About this exercise - Give the number of lines below that hold "screenshot", and only that.

Dataset rows for apps and sites:
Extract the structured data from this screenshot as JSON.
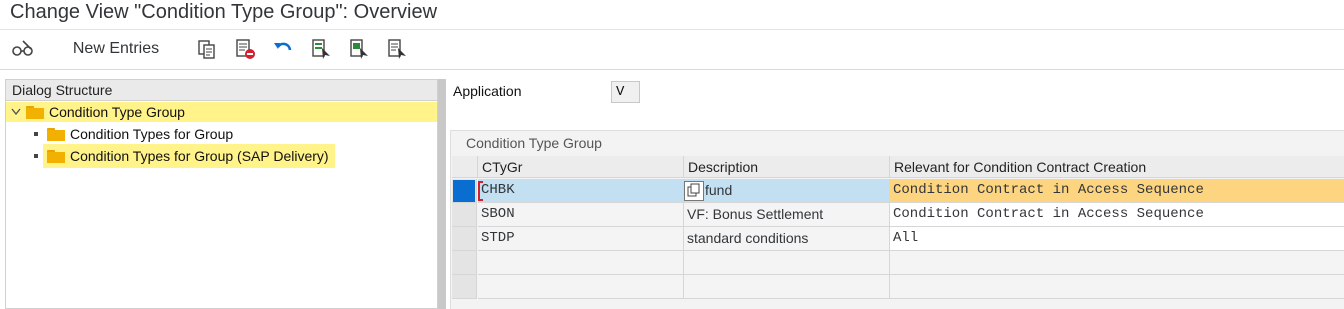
{
  "window": {
    "title": "Change View \"Condition Type Group\": Overview"
  },
  "toolbar": {
    "display_change_icon": "glasses-icon",
    "new_entries_label": "New Entries",
    "icons": [
      "copy-icon",
      "delete-icon",
      "undo-icon",
      "select-all-icon",
      "select-block-icon",
      "deselect-all-icon"
    ]
  },
  "dialog": {
    "header": "Dialog Structure",
    "items": [
      {
        "label": "Condition Type Group",
        "highlight": true
      },
      {
        "label": "Condition Types for Group",
        "highlight": false
      },
      {
        "label": "Condition Types for Group (SAP Delivery)",
        "highlight": true
      }
    ]
  },
  "application": {
    "label": "Application",
    "value": "V"
  },
  "table": {
    "title": "Condition Type Group",
    "columns": [
      "CTyGr",
      "Description",
      "Relevant for Condition Contract Creation"
    ],
    "rows": [
      {
        "ctygr": "CHBK",
        "description": "fund",
        "relevant": "Condition Contract in Access Sequence",
        "selected": true
      },
      {
        "ctygr": "SBON",
        "description": "VF: Bonus Settlement",
        "relevant": "Condition Contract in Access Sequence",
        "selected": false
      },
      {
        "ctygr": "STDP",
        "description": "standard conditions",
        "relevant": "All",
        "selected": false
      }
    ]
  },
  "colors": {
    "tree_highlight": "#fff38a",
    "row_selected": "#c3e0f2",
    "row_selected_handle": "#0a6ed1",
    "relevant_selected": "#fdd580",
    "accent_blue": "#0a6ed1"
  }
}
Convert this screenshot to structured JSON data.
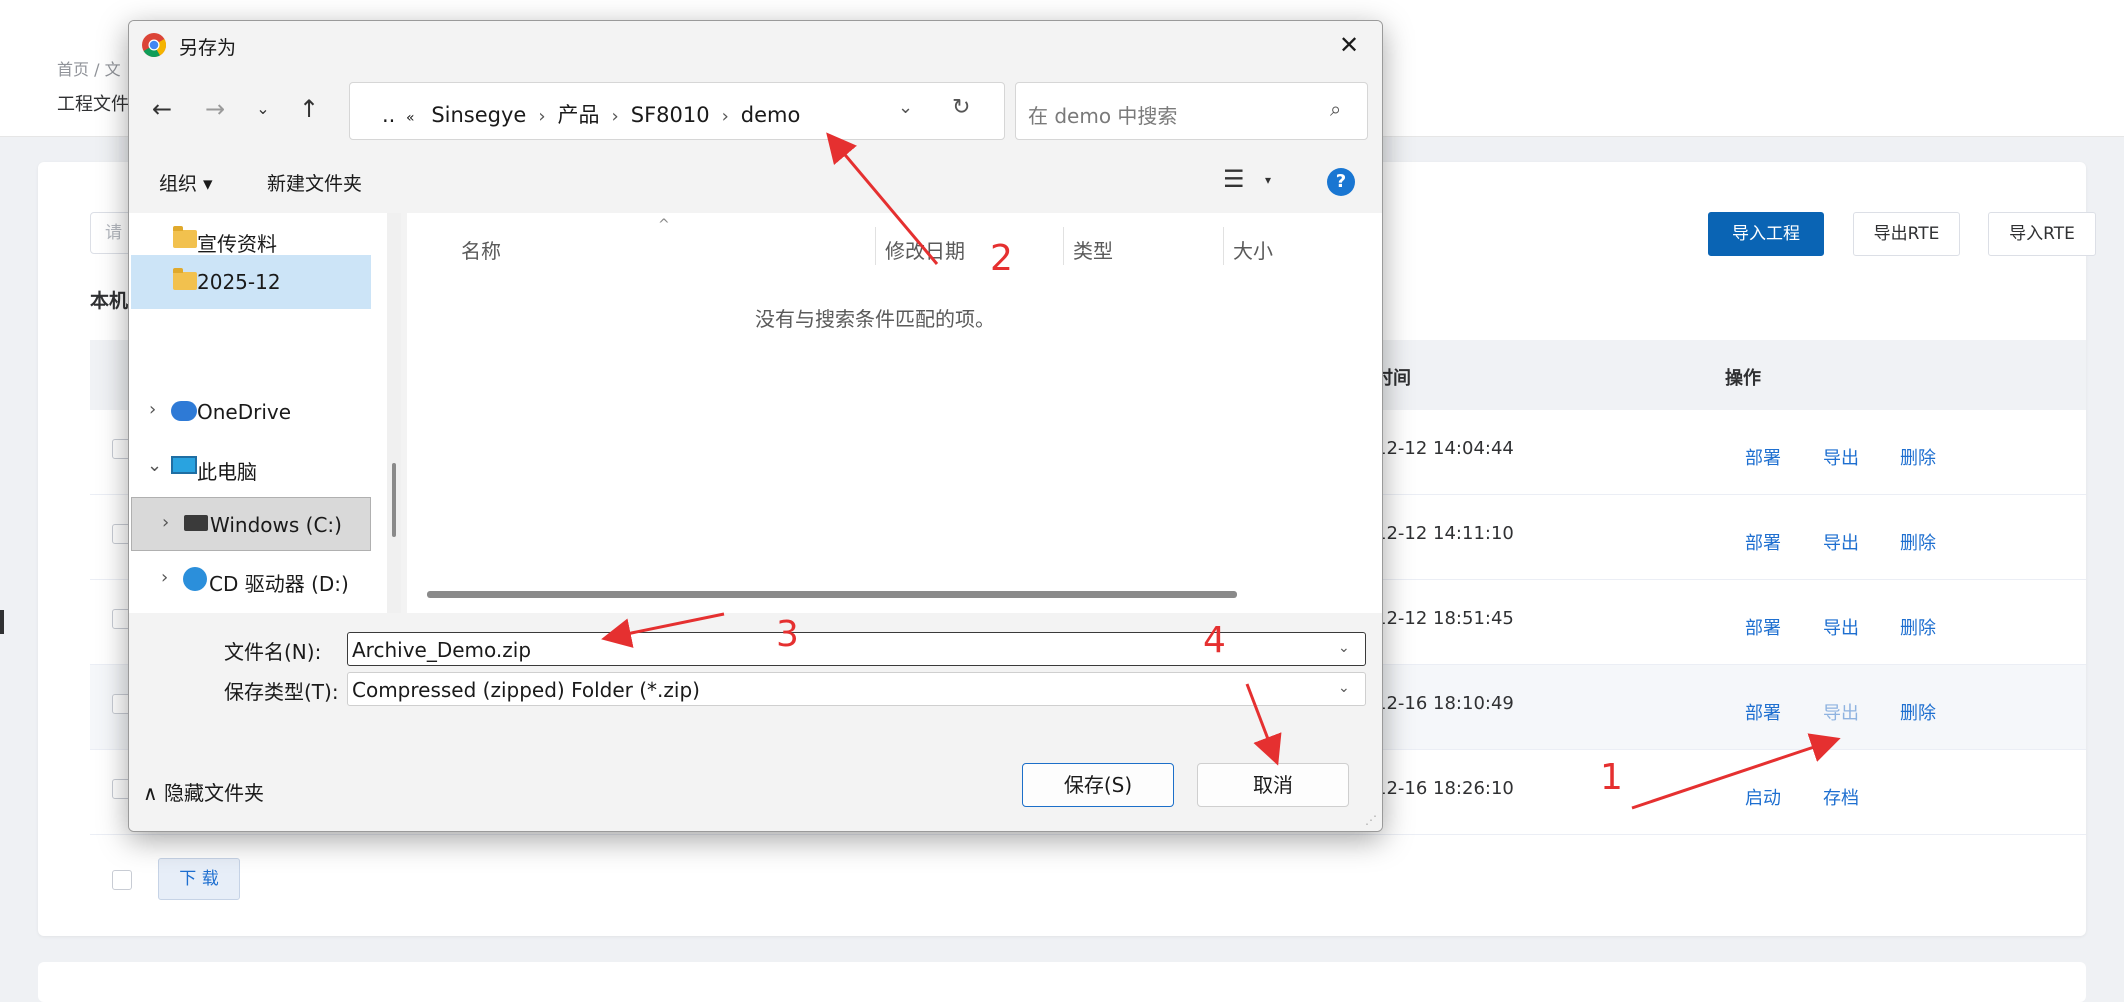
{
  "background": {
    "breadcrumb": "首页 / 文",
    "page_title": "工程文件",
    "search_placeholder": "请",
    "section_label": "本机",
    "toolbar": {
      "import_project": "导入工程",
      "export_rte": "导出RTE",
      "import_rte": "导入RTE"
    },
    "table": {
      "col_time": "时间",
      "col_ops": "操作",
      "rows": [
        {
          "time": "12-12 14:04:44",
          "ops": [
            "部署",
            "导出",
            "删除"
          ]
        },
        {
          "time": "12-12 14:11:10",
          "ops": [
            "部署",
            "导出",
            "删除"
          ]
        },
        {
          "time": "12-12 18:51:45",
          "ops": [
            "部署",
            "导出",
            "删除"
          ]
        },
        {
          "time": "12-16 18:10:49",
          "ops": [
            "部署",
            "导出",
            "删除"
          ]
        },
        {
          "time": "12-16 18:26:10",
          "ops": [
            "启动",
            "存档"
          ]
        }
      ]
    },
    "download_label": "下 载"
  },
  "dialog": {
    "title": "另存为",
    "close_glyph": "✕",
    "nav": {
      "back": "←",
      "forward": "→",
      "recent": "⌄",
      "up": "↑"
    },
    "address": {
      "overflow": "..",
      "chevrons": "«",
      "crumbs": [
        "Sinsegye",
        "产品",
        "SF8010",
        "demo"
      ],
      "separator": "›",
      "dropdown": "⌄",
      "refresh": "↻"
    },
    "search_placeholder": "在 demo 中搜索",
    "search_glyph": "⌕",
    "commands": {
      "organize": "组织 ▾",
      "new_folder": "新建文件夹",
      "view_glyph": "☰",
      "view_caret": "▾",
      "help": "?"
    },
    "nav_pane": [
      {
        "label": "宣传资料",
        "type": "folder"
      },
      {
        "label": "2025-12",
        "type": "folder",
        "selected": true
      },
      {
        "label": "OneDrive",
        "type": "cloud",
        "chevron": "›"
      },
      {
        "label": "此电脑",
        "type": "pc",
        "chevron": "⌄"
      },
      {
        "label": "Windows  (C:)",
        "type": "drive",
        "chevron": "›"
      },
      {
        "label": "CD 驱动器 (D:)",
        "type": "cd",
        "chevron": "›"
      }
    ],
    "columns": [
      "名称",
      "修改日期",
      "类型",
      "大小"
    ],
    "sort_glyph": "^",
    "empty_message": "没有与搜索条件匹配的项。",
    "filename_label": "文件名(N):",
    "filename_value": "Archive_Demo.zip",
    "filetype_label": "保存类型(T):",
    "filetype_value": "Compressed (zipped) Folder (*.zip)",
    "field_caret": "⌄",
    "hide_folders": "∧ 隐藏文件夹",
    "save_label": "保存(S)",
    "cancel_label": "取消",
    "resize_glyph": "⋰"
  },
  "annotations": {
    "color": "#e53030",
    "labels": [
      "1",
      "2",
      "3",
      "4"
    ]
  }
}
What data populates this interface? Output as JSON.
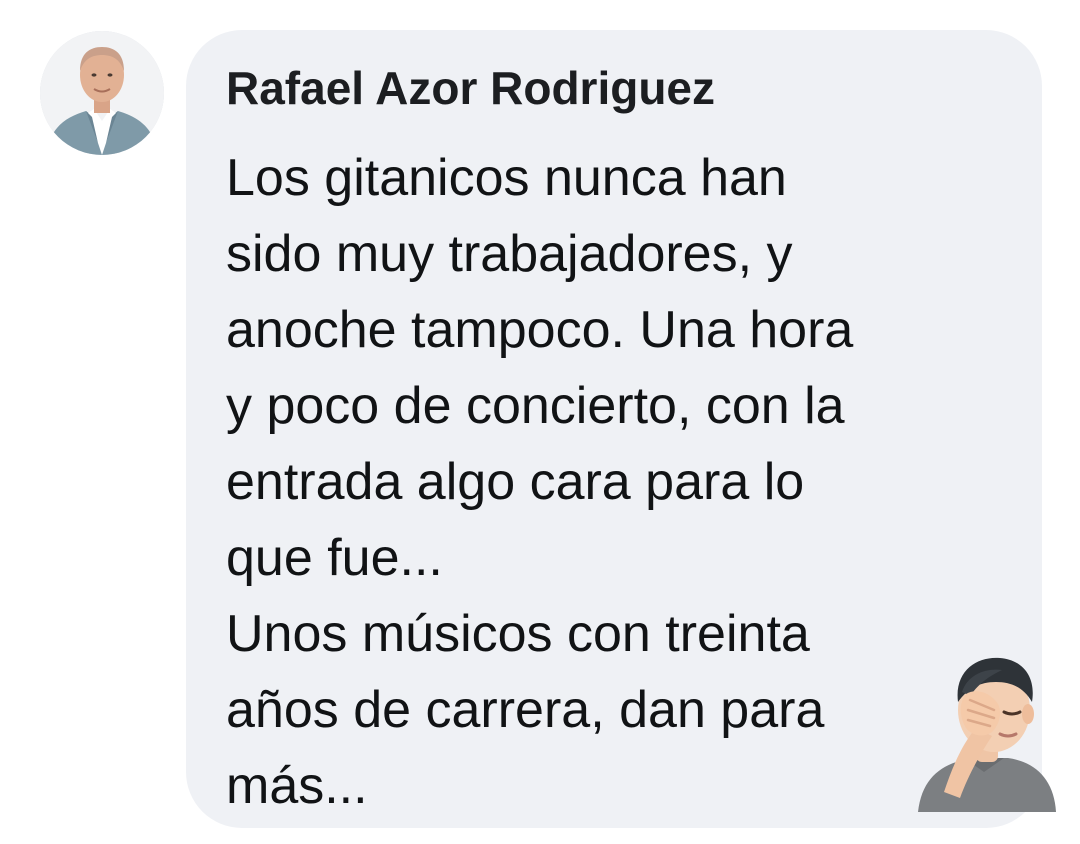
{
  "comment": {
    "author": "Rafael Azor Rodriguez",
    "lines": [
      "Los gitanicos nunca han",
      "sido muy trabajadores, y",
      "anoche tampoco. Una hora",
      "y poco de concierto, con la",
      "entrada algo cara para lo",
      "que fue...",
      "Unos músicos con treinta",
      "años de carrera, dan para",
      "más..."
    ],
    "avatar_icon": "profile-photo-man-in-suit",
    "emoji_icon": "facepalm-memoji",
    "colors": {
      "bubble": "#eff1f5",
      "text": "#111315",
      "author": "#1c1e21"
    }
  }
}
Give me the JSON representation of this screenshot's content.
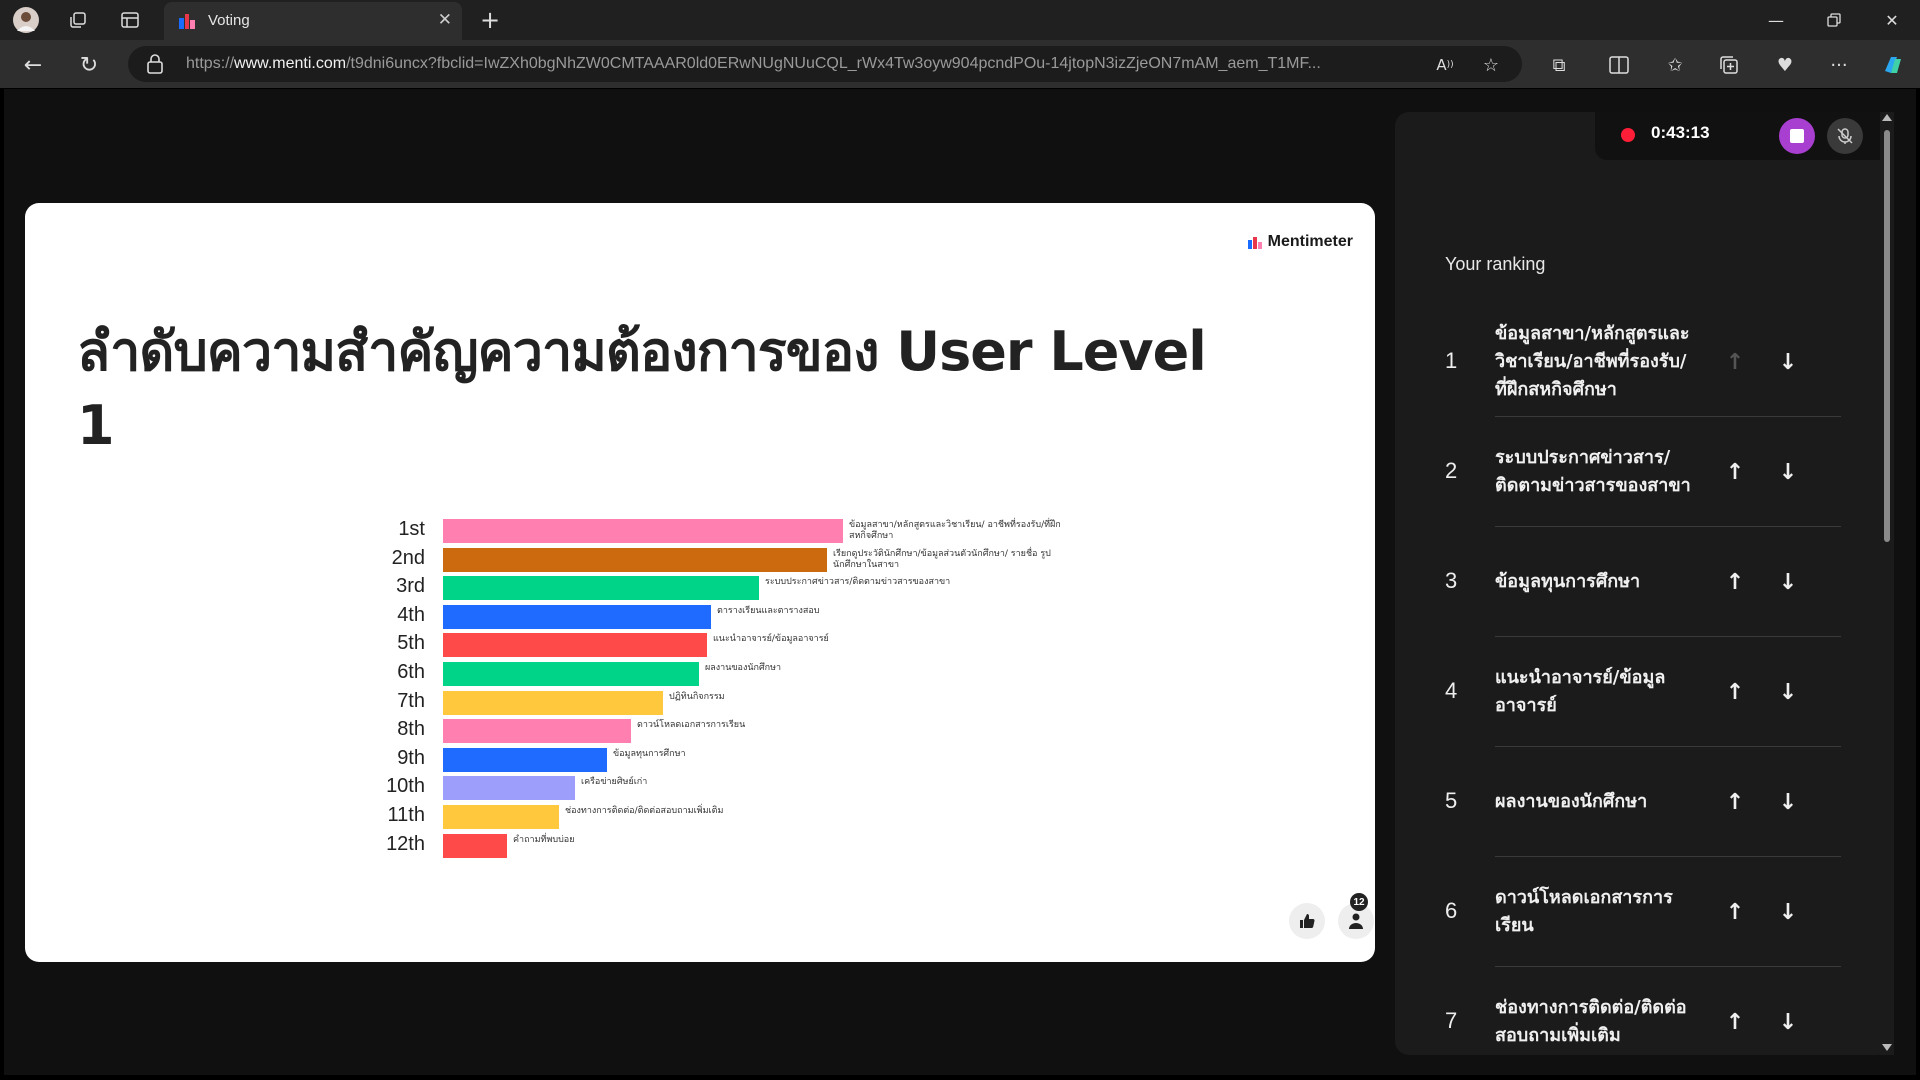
{
  "browser": {
    "tab_title": "Voting",
    "url_prefix": "https://",
    "url_host": "www.menti.com",
    "url_path": "/t9dni6uncx?fbclid=IwZXh0bgNhZW0CMTAAAR0ld0ERwNUgNUuCQL_rWx4Tw3oyw904pcndPOu-14jtopN3izZjeON7mAM_aem_T1MF...",
    "colors": {
      "tab_strip": "#202020",
      "toolbar": "#2e2e2e",
      "menti_red": "#e8364a",
      "menti_blue": "#196cff"
    }
  },
  "slide": {
    "logo_text": "Mentimeter",
    "title": "ลำดับความสำคัญความต้องการของ User Level 1",
    "participant_count": "12"
  },
  "chart_data": {
    "type": "bar",
    "orientation": "horizontal",
    "categories": [
      "1st",
      "2nd",
      "3rd",
      "4th",
      "5th",
      "6th",
      "7th",
      "8th",
      "9th",
      "10th",
      "11th",
      "12th"
    ],
    "labels": [
      "ข้อมูลสาขา/หลักสูตรและวิชาเรียน/ อาชีพที่รองรับ/ที่ฝึกสหกิจศึกษา",
      "เรียกดูประวัตินักศึกษา/ข้อมูลส่วนตัวนักศึกษา/ รายชื่อ รูป นักศึกษาในสาขา",
      "ระบบประกาศข่าวสาร/ติดตามข่าวสารของสาขา",
      "ตารางเรียนและตารางสอบ",
      "แนะนำอาจารย์/ข้อมูลอาจารย์",
      "ผลงานของนักศึกษา",
      "ปฏิทินกิจกรรม",
      "ดาวน์โหลดเอกสารการเรียน",
      "ข้อมูลทุนการศึกษา",
      "เครือข่ายศิษย์เก่า",
      "ช่องทางการติดต่อ/ติดต่อสอบถามเพิ่มเติม",
      "คำถามที่พบบ่อย"
    ],
    "values": [
      100,
      96,
      79,
      67,
      66,
      64,
      55,
      47,
      41,
      33,
      29,
      16
    ],
    "colors": [
      "#ff80b0",
      "#cc6a10",
      "#00d488",
      "#1f6bff",
      "#ff4a4a",
      "#00d488",
      "#ffc83d",
      "#ff80b0",
      "#1f6bff",
      "#9d9dfb",
      "#ffc83d",
      "#ff4a4a"
    ]
  },
  "sidebar": {
    "timer": "0:43:13",
    "heading": "Your ranking",
    "items": [
      {
        "num": "1",
        "line1": "ข้อมูลสาขา/หลักสูตรและ",
        "line2": "วิชาเรียน/อาชีพที่รองรับ/",
        "line3": "ที่ฝึกสหกิจศึกษา",
        "up_disabled": true
      },
      {
        "num": "2",
        "line1": "ระบบประกาศข่าวสาร/",
        "line2": "ติดตามข่าวสารของสาขา",
        "line3": "",
        "up_disabled": false
      },
      {
        "num": "3",
        "line1": "ข้อมูลทุนการศึกษา",
        "line2": "",
        "line3": "",
        "up_disabled": false
      },
      {
        "num": "4",
        "line1": "แนะนำอาจารย์/ข้อมูล",
        "line2": "อาจารย์",
        "line3": "",
        "up_disabled": false
      },
      {
        "num": "5",
        "line1": "ผลงานของนักศึกษา",
        "line2": "",
        "line3": "",
        "up_disabled": false
      },
      {
        "num": "6",
        "line1": "ดาวน์โหลดเอกสารการ",
        "line2": "เรียน",
        "line3": "",
        "up_disabled": false
      },
      {
        "num": "7",
        "line1": "ช่องทางการติดต่อ/ติดต่อ",
        "line2": "สอบถามเพิ่มเติม",
        "line3": "",
        "up_disabled": false
      }
    ]
  }
}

Result of the exercise - 3